The Naked King

Iran and Poland from 1979 to 1980

background information

Iran and Poland from 1979 to 1980

In August 1953, a coup organised by the British and US secret services overthrew the democratically elected government of Prime Minister Mossadegh in Iran. In December 1970, the party and state leaders in Poland shot demonstrating workers in the coastal city of Gdansk. Both events had a major impact on the course of history many years later: the popular uprising that led to the fall of the Shah in Iran in 1979, the mass strikes in Poland in the summer of 1980, and the Solidarność movement. In Poland, the striking workers in August 1980 demanded the erection of a monument to the dead workers of December 1970. And in Iran, students occupied the U.S. embassy in November 1979 and demanded the extradition of the Shah who was in the U.S. In Iran, students occupied the U.S. embassy in November 1979. They feared that the U.S. was planning a new coup to reinstate the Shah as ruler.

The revolution in Iran was carried by broad sections of the population-intellectual circles, the influential urban bazaar traders, nationalist circles, socialists, and the political-Islamic crises surrounding Ayatollah Khomeini, driven into exile by the Shah. The first major demonstrations were led by an article in a government-related newspaper at the beginning of 1978, which was intended to discredit Chomeini. Chomeini was described as a foreigner, a homosexual, a traitor to the country. The Shah government reacted to protest demonstrations with the deployment of the army. Meetings to commemorate the dead led to new demonstrations, which the Shah's government shot at again. In November 1978, the Shah established a military government. Mass protests led to the Shah leaving the country on 16 January, officially for a holiday trip. On 1 February 1979 Ayatollah Chomeini returned to Iran. In his speech at the Behesht-e Zahra cemetery, where many of the revolution's dead were buried, he declared the Shah's last government illegal. Street fights between revolutionaries and units of the Shah's army followed. On February 10, the army declared its neutrality. A revolutionary government under Prime Minister Bazargan was established with the aim of establishing a democratic republic. The occupation of the US Embassy on November 4 was followed by the resignation of the Prime Minister. The power struggle led to the domination of the Islamic political party under Ayatollah Chomeini. On April 1, 1979 the Islamic Republic was proclaimed after a referendum, the persecution of the non-Islamic revolutionaries of the left and the nationalists lasted for years.

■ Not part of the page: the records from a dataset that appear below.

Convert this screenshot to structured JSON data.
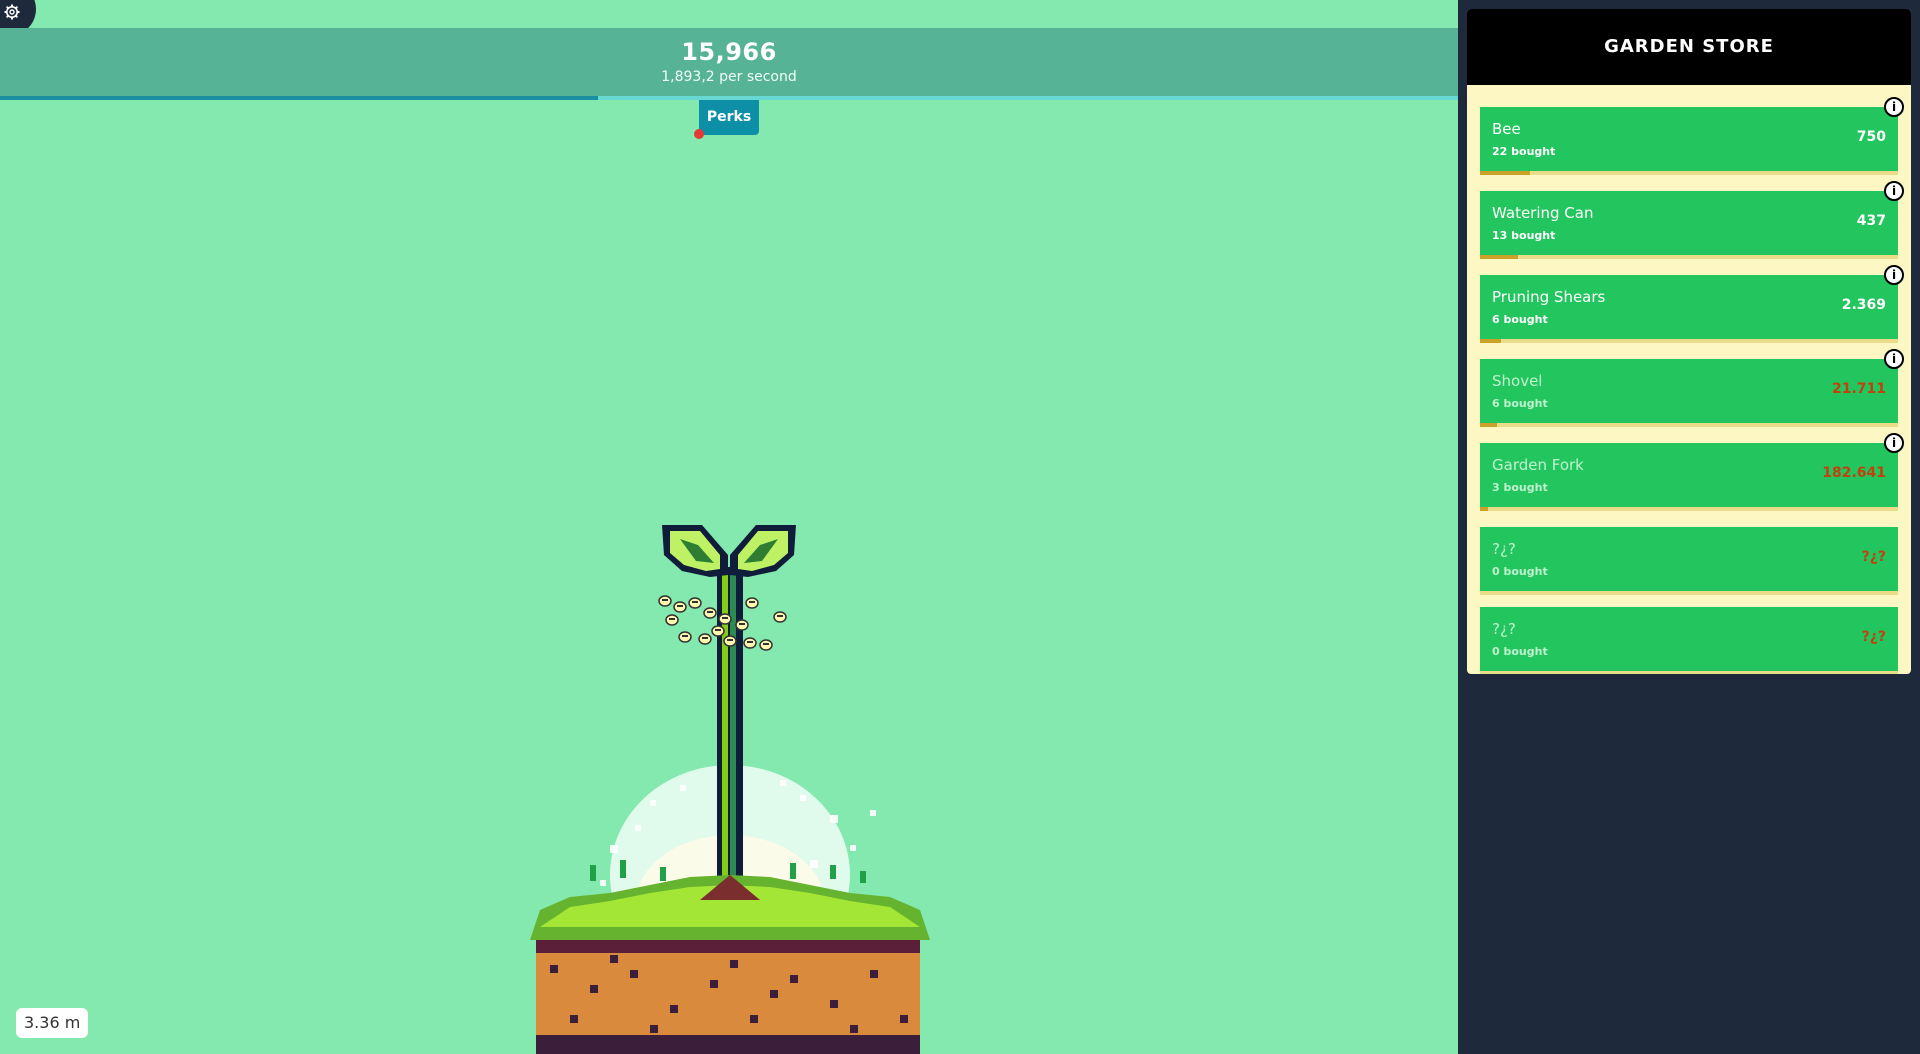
{
  "score": {
    "value": "15,966",
    "rate": "1,893,2 per second",
    "progress_fraction": 0.41
  },
  "perks": {
    "label": "Perks"
  },
  "height": {
    "label": "3.36 m"
  },
  "store": {
    "title": "GARDEN STORE",
    "items": [
      {
        "name": "Bee",
        "count": "22 bought",
        "price": "750",
        "locked": false,
        "progress": 0.12
      },
      {
        "name": "Watering Can",
        "count": "13 bought",
        "price": "437",
        "locked": false,
        "progress": 0.09
      },
      {
        "name": "Pruning Shears",
        "count": "6 bought",
        "price": "2.369",
        "locked": false,
        "progress": 0.05
      },
      {
        "name": "Shovel",
        "count": "6 bought",
        "price": "21.711",
        "locked": true,
        "progress": 0.04
      },
      {
        "name": "Garden Fork",
        "count": "3 bought",
        "price": "182.641",
        "locked": true,
        "progress": 0.02
      },
      {
        "name": "?¿?",
        "count": "0 bought",
        "price": "?¿?",
        "locked": true,
        "progress": 0
      },
      {
        "name": "?¿?",
        "count": "0 bought",
        "price": "?¿?",
        "locked": true,
        "progress": 0
      }
    ]
  },
  "icons": {
    "settings": "gear-icon",
    "info": "info-icon"
  },
  "colors": {
    "background": "#84e9ae",
    "store_item": "#22c55e",
    "sidebar": "#1e293b",
    "perks": "#0e8fa8"
  }
}
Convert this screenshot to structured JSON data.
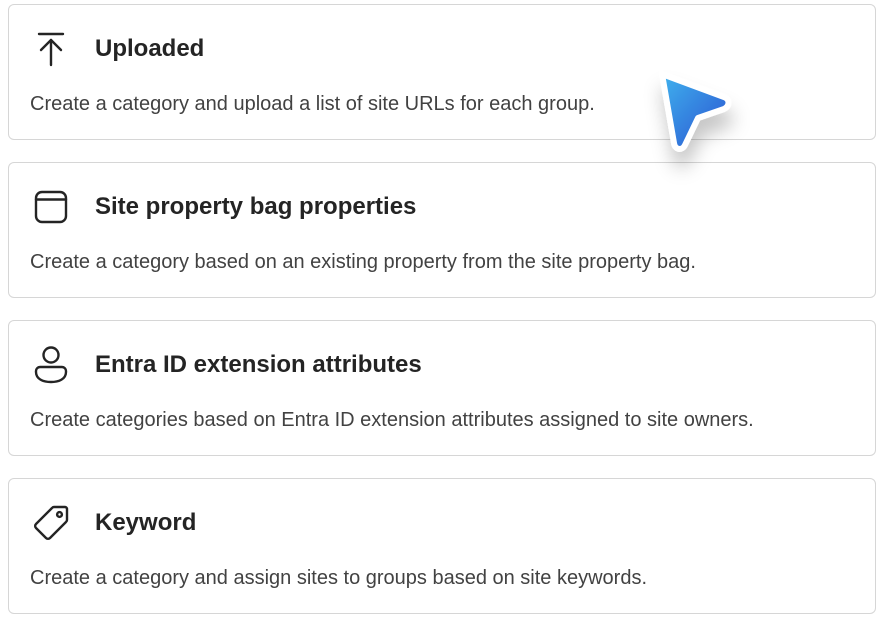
{
  "options": [
    {
      "icon": "upload-icon",
      "title": "Uploaded",
      "description": "Create a category and upload a list of site URLs for each group."
    },
    {
      "icon": "window-icon",
      "title": "Site property bag properties",
      "description": "Create a category based on an existing property from the site property bag."
    },
    {
      "icon": "person-icon",
      "title": "Entra ID extension attributes",
      "description": "Create categories based on Entra ID extension attributes assigned to site owners."
    },
    {
      "icon": "tag-icon",
      "title": "Keyword",
      "description": "Create a category and assign sites to groups based on site keywords."
    }
  ],
  "colors": {
    "text_primary": "#242424",
    "text_secondary": "#424242",
    "card_border": "#d6d6d6",
    "pointer_light": "#3aa0e8",
    "pointer_dark": "#2f62d6"
  }
}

In Poland in 1976 the Committee for the Defence of Workers KOR was established, which organised legal and material aid for the workers of several industrial enterprises persecuted for protest actions. The KOR consisted of a few dozen left-wing intellectuals who had previously, especially in 1968, committed themselves to democratic freedoms and, in some cases, served long prison sentences. The members of the KOR were at the centre of an underground that included the Flying University and the group around the magazine Robotnik - the Workers, which set itself the goal of forming independent trade unions and spreading the idea of the self-organization of workers. After new food price increases in the summer of 1980, spontaneous strikes broke out in various regions of the country. On 14 August, the strike began at the Lenin shipyard in Gdansk, where the small Robotnik group played an important role in the shipyard. The strikers demanded the reinstatement of crane operator Anna Walentynowicz, who had been dismissed a few days earlier. They demanded wage increases and the erection of a monument to the workers killed in 1970. The strike quickly spread to other industrial enterprises and the municipal transport services. A week later, 600 factories throughout the country were on strike and occupied by the workers. Delegates from all over the country gathered at the Lenin shipyard in Gdansk, their first demand now being: the right to self-governing trade unions independent of the state and the party. First, the leading organs of the party and the army planned the deployment of armed units against the occupied shipyard. On August 21, a delegation of party and government came to the shipyard for negotiations. On 31 August, the Gdansk Agreement was signed, in which the state and party power accepted 21 points, including the right to independent trade unions, the abolition of censorship, and the release of all political prisoners.

 Within just four months, ten million people - almost a third of the total population - organised themselves in the new union called Solidarność The period of the legal independent union Solidarność lasted 15 months. On 13 December 1981, party and state power in Poland declared a state of war. More than 10,000 were arrested and the trade union Solidarność.